  • Pressure-Relief Systems. Occasionally, pressure-relief systems can be the source of air leaks.
  • Manways and Cleanouts. Check manways and cleanouts to ensure that they are sealed properly and not allowing in air.
  • Airlocks. The blades on airlocks need to be replaced or refurbished every two years or more often in harsh conditions. Worn airlock blades can be a significant source of transient air.

Biomass Dryer Problem: Moisture Issues

Generally, it is accepted that rotary-drum dryers are one of the best options for high capacity drying of bulk solid materials. Rotary-drum dryers can effectively process materials with uniform shapes and sizes as well as those with nonuniform shapes and sizes.

Flighting should be designed for the specific material, product sizes, moisture variations, gas velocity and capacity to be dried. If the rotary-drum dryer is struggling to achieve uniform moisture content, and it is being operated inside the design criteria but the product mix has changed, it may be time to consider a new flighting design.

By contrast, if the product characteristics, process conditions and production rate have not changed, yet the dryer that used to process the material effectively is no longer able to, you may have flight damage. This damage can occur due to fire, rocks or even a slug of heavy material. Bent and damaged flighting cause changes such as overloaded flights, underloaded flights and wrong product-drop points. Any of these conditions will cause the material to no longer shower evenly. When this happens, the product is not exposed to the correct amount of contact with the drying gases, leaving you with an inconsistent end product.

There are several ways to deal with uneven moisture.

Repair or Replace Current Flights. This is self-explanatory and should be easy enough.

Rock-Return System. Adding a rock-return system potentially can extend the drying time of larger pieces of biomass. Depending on the design of the rock-return system, the heavier pieces can bounce back toward the inlet, allowing them more time to dry and giving you a more uniform final product.

Flighting Design Changes. The purpose of drum flighting is to re-entrain the product into the hot drying gases after it falls out of the gas stream. Signs that flights are overloaded include:

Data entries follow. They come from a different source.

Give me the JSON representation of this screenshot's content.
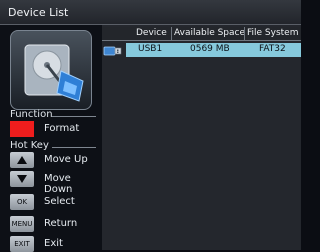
{
  "window": {
    "title": "Device List"
  },
  "sidebar": {
    "device_image_icon": "hard-disk-icon",
    "function": {
      "label": "Function",
      "items": [
        {
          "color": "#ef1d1d",
          "label": "Format"
        }
      ]
    },
    "hotkeys": {
      "label": "Hot Key",
      "items": [
        {
          "key_icon": "triangle-up-icon",
          "label": "Move Up"
        },
        {
          "key_icon": "triangle-down-icon",
          "label": "Move Down"
        },
        {
          "key": "OK",
          "label": "Select"
        },
        {
          "key": "MENU",
          "label": "Return"
        },
        {
          "key": "EXIT",
          "label": "Exit"
        }
      ]
    }
  },
  "table": {
    "columns": [
      "Device",
      "Available Space",
      "File System"
    ],
    "rows": [
      {
        "icon": "usb-drive-icon",
        "device": "USB1",
        "available_space": "0569 MB",
        "file_system": "FAT32",
        "selected": true
      }
    ],
    "selection_color": "#86c9dc"
  }
}
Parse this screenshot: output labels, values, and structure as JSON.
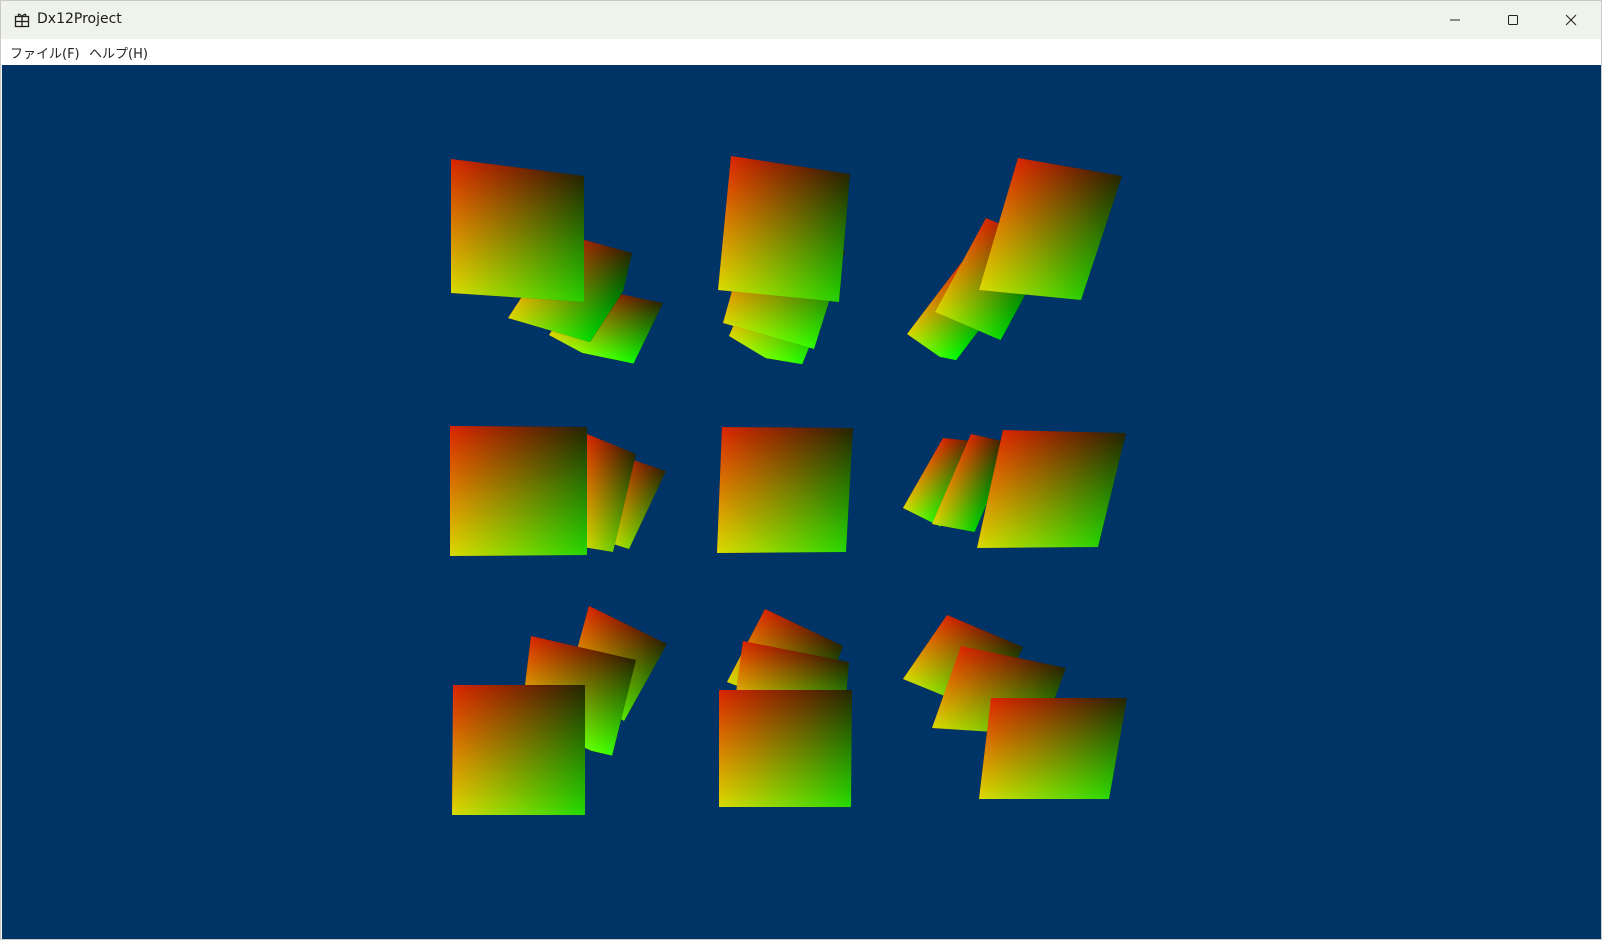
{
  "window": {
    "title": "Dx12Project",
    "caption_buttons": [
      {
        "name": "minimize-icon"
      },
      {
        "name": "maximize-icon"
      },
      {
        "name": "close-icon"
      }
    ]
  },
  "menu": {
    "file_label": "ファイル(F)",
    "help_label": "ヘルプ(H)"
  },
  "scene": {
    "clear_color": "#003366",
    "gradient_colors": {
      "top_left": "#ff0000",
      "top_right": "#000000",
      "bottom_left": "#ffff00",
      "bottom_right": "#00ff00"
    },
    "grid": "3x3",
    "objects": "rotating gradient-textured quads"
  }
}
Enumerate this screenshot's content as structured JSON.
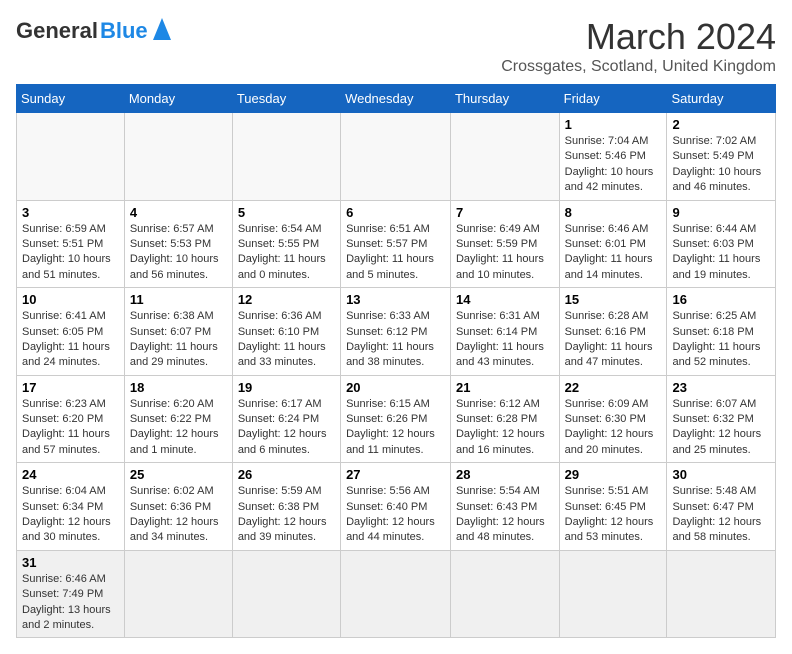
{
  "header": {
    "logo_general": "General",
    "logo_blue": "Blue",
    "title": "March 2024",
    "subtitle": "Crossgates, Scotland, United Kingdom"
  },
  "weekdays": [
    "Sunday",
    "Monday",
    "Tuesday",
    "Wednesday",
    "Thursday",
    "Friday",
    "Saturday"
  ],
  "weeks": [
    [
      {
        "day": "",
        "info": ""
      },
      {
        "day": "",
        "info": ""
      },
      {
        "day": "",
        "info": ""
      },
      {
        "day": "",
        "info": ""
      },
      {
        "day": "",
        "info": ""
      },
      {
        "day": "1",
        "info": "Sunrise: 7:04 AM\nSunset: 5:46 PM\nDaylight: 10 hours and 42 minutes."
      },
      {
        "day": "2",
        "info": "Sunrise: 7:02 AM\nSunset: 5:49 PM\nDaylight: 10 hours and 46 minutes."
      }
    ],
    [
      {
        "day": "3",
        "info": "Sunrise: 6:59 AM\nSunset: 5:51 PM\nDaylight: 10 hours and 51 minutes."
      },
      {
        "day": "4",
        "info": "Sunrise: 6:57 AM\nSunset: 5:53 PM\nDaylight: 10 hours and 56 minutes."
      },
      {
        "day": "5",
        "info": "Sunrise: 6:54 AM\nSunset: 5:55 PM\nDaylight: 11 hours and 0 minutes."
      },
      {
        "day": "6",
        "info": "Sunrise: 6:51 AM\nSunset: 5:57 PM\nDaylight: 11 hours and 5 minutes."
      },
      {
        "day": "7",
        "info": "Sunrise: 6:49 AM\nSunset: 5:59 PM\nDaylight: 11 hours and 10 minutes."
      },
      {
        "day": "8",
        "info": "Sunrise: 6:46 AM\nSunset: 6:01 PM\nDaylight: 11 hours and 14 minutes."
      },
      {
        "day": "9",
        "info": "Sunrise: 6:44 AM\nSunset: 6:03 PM\nDaylight: 11 hours and 19 minutes."
      }
    ],
    [
      {
        "day": "10",
        "info": "Sunrise: 6:41 AM\nSunset: 6:05 PM\nDaylight: 11 hours and 24 minutes."
      },
      {
        "day": "11",
        "info": "Sunrise: 6:38 AM\nSunset: 6:07 PM\nDaylight: 11 hours and 29 minutes."
      },
      {
        "day": "12",
        "info": "Sunrise: 6:36 AM\nSunset: 6:10 PM\nDaylight: 11 hours and 33 minutes."
      },
      {
        "day": "13",
        "info": "Sunrise: 6:33 AM\nSunset: 6:12 PM\nDaylight: 11 hours and 38 minutes."
      },
      {
        "day": "14",
        "info": "Sunrise: 6:31 AM\nSunset: 6:14 PM\nDaylight: 11 hours and 43 minutes."
      },
      {
        "day": "15",
        "info": "Sunrise: 6:28 AM\nSunset: 6:16 PM\nDaylight: 11 hours and 47 minutes."
      },
      {
        "day": "16",
        "info": "Sunrise: 6:25 AM\nSunset: 6:18 PM\nDaylight: 11 hours and 52 minutes."
      }
    ],
    [
      {
        "day": "17",
        "info": "Sunrise: 6:23 AM\nSunset: 6:20 PM\nDaylight: 11 hours and 57 minutes."
      },
      {
        "day": "18",
        "info": "Sunrise: 6:20 AM\nSunset: 6:22 PM\nDaylight: 12 hours and 1 minute."
      },
      {
        "day": "19",
        "info": "Sunrise: 6:17 AM\nSunset: 6:24 PM\nDaylight: 12 hours and 6 minutes."
      },
      {
        "day": "20",
        "info": "Sunrise: 6:15 AM\nSunset: 6:26 PM\nDaylight: 12 hours and 11 minutes."
      },
      {
        "day": "21",
        "info": "Sunrise: 6:12 AM\nSunset: 6:28 PM\nDaylight: 12 hours and 16 minutes."
      },
      {
        "day": "22",
        "info": "Sunrise: 6:09 AM\nSunset: 6:30 PM\nDaylight: 12 hours and 20 minutes."
      },
      {
        "day": "23",
        "info": "Sunrise: 6:07 AM\nSunset: 6:32 PM\nDaylight: 12 hours and 25 minutes."
      }
    ],
    [
      {
        "day": "24",
        "info": "Sunrise: 6:04 AM\nSunset: 6:34 PM\nDaylight: 12 hours and 30 minutes."
      },
      {
        "day": "25",
        "info": "Sunrise: 6:02 AM\nSunset: 6:36 PM\nDaylight: 12 hours and 34 minutes."
      },
      {
        "day": "26",
        "info": "Sunrise: 5:59 AM\nSunset: 6:38 PM\nDaylight: 12 hours and 39 minutes."
      },
      {
        "day": "27",
        "info": "Sunrise: 5:56 AM\nSunset: 6:40 PM\nDaylight: 12 hours and 44 minutes."
      },
      {
        "day": "28",
        "info": "Sunrise: 5:54 AM\nSunset: 6:43 PM\nDaylight: 12 hours and 48 minutes."
      },
      {
        "day": "29",
        "info": "Sunrise: 5:51 AM\nSunset: 6:45 PM\nDaylight: 12 hours and 53 minutes."
      },
      {
        "day": "30",
        "info": "Sunrise: 5:48 AM\nSunset: 6:47 PM\nDaylight: 12 hours and 58 minutes."
      }
    ],
    [
      {
        "day": "31",
        "info": "Sunrise: 6:46 AM\nSunset: 7:49 PM\nDaylight: 13 hours and 2 minutes."
      },
      {
        "day": "",
        "info": ""
      },
      {
        "day": "",
        "info": ""
      },
      {
        "day": "",
        "info": ""
      },
      {
        "day": "",
        "info": ""
      },
      {
        "day": "",
        "info": ""
      },
      {
        "day": "",
        "info": ""
      }
    ]
  ]
}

  • Uneven outfeed product flow (surging).
  • VOC creation and high emissions.
  • Uneven final product-moisture content.
  • Excessively high inlet temperature.
  • Low outlet temperature.
  • Buildup in ductwork.
  • Odor.

If the flights are overloaded, the material will shower prematurely. This causes most of the material to fall on one side of the drum, which can cause drying gases to flow through the drum unevenly. When the gas flow is no longer even, the drying rate is no longer even. This may cause some of the particles to overdry while others underdry.

In conclusion, industrial dryers are more complex than most people think. Because almost everyone has a clothes dryer at home, they tend to think of all dryers as simple, mundane objects. However, an industrial-size rotary dryer has many design considerations that your clothes dryer does not. At home, if you hear something banging around in your dryer, you go remove it, and the problem solved. If your clothes are not dry enough, you put them back in.

Whether you seem to have problems that originate from rocks, air leakage or flighting design, there is always room for improvement. Inspections are the number one defense against unplanned shutdowns. Inspections are the only way to know what is going on inside and outside the dryer system; that knowledge lets you address the issues found with appropriate solutions.

Once you have inspected and repaired your rotary biomass dryer, fast-forward several months. Imagine again that you are walking into your plant with a long “to do” list for the day. Instead of being met with an emergency, you are met with a report that your dryer production is up, the final product has uniform moisture content and there have been no unplanned shutdowns for weeks. Now, you can get to that “to do” list and keep your board happy. And you won’t have to risk ruining another new shirt.